▶ [THE PROBLEM]: All lines of the listing that contain "this" should be shown in full.

▶ [DATA TO EXAMINE]:
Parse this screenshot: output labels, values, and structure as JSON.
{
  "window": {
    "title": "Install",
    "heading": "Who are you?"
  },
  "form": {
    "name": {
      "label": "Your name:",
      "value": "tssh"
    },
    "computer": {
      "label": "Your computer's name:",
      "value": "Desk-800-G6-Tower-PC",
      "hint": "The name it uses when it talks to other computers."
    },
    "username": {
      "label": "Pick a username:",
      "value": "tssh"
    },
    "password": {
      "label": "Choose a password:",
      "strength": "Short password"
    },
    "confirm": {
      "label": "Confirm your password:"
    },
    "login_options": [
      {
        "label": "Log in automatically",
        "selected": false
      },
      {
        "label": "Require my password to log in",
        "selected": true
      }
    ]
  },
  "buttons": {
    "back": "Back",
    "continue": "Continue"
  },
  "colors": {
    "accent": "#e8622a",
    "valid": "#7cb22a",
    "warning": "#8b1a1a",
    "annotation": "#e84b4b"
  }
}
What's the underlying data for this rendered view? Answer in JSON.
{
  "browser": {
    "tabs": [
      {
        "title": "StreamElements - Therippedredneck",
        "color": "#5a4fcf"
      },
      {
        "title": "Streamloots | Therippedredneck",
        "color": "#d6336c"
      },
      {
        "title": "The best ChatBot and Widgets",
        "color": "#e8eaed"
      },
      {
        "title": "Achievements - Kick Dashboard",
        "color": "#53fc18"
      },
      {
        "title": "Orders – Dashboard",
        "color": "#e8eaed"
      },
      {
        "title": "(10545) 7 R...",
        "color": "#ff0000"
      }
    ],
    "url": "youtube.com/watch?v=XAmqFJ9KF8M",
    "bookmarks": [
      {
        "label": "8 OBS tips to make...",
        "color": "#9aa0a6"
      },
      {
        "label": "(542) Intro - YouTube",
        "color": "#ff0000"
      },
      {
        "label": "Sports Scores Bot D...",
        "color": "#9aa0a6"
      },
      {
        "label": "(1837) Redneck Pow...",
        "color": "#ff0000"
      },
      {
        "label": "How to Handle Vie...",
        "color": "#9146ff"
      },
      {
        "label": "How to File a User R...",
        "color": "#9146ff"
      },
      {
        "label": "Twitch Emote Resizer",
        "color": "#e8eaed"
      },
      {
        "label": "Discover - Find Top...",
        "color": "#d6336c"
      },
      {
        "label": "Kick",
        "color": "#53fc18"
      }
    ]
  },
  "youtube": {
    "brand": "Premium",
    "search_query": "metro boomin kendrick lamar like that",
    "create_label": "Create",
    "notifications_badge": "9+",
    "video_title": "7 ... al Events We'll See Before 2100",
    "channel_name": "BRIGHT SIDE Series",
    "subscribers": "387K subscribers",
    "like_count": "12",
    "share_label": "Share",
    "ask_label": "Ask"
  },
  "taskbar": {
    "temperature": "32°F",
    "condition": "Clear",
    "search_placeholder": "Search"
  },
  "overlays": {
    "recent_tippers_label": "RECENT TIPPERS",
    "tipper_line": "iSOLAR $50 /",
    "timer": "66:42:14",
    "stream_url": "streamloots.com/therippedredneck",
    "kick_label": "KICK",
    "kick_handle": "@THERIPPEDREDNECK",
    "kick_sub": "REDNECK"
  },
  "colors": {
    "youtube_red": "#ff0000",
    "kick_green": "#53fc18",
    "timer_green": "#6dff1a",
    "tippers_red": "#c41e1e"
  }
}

▶ [TASK OUTPUT]:
Parse this screenshot: output labels, values, and structure as JSON.
What's the underlying data for this rendered view? Answer in JSON.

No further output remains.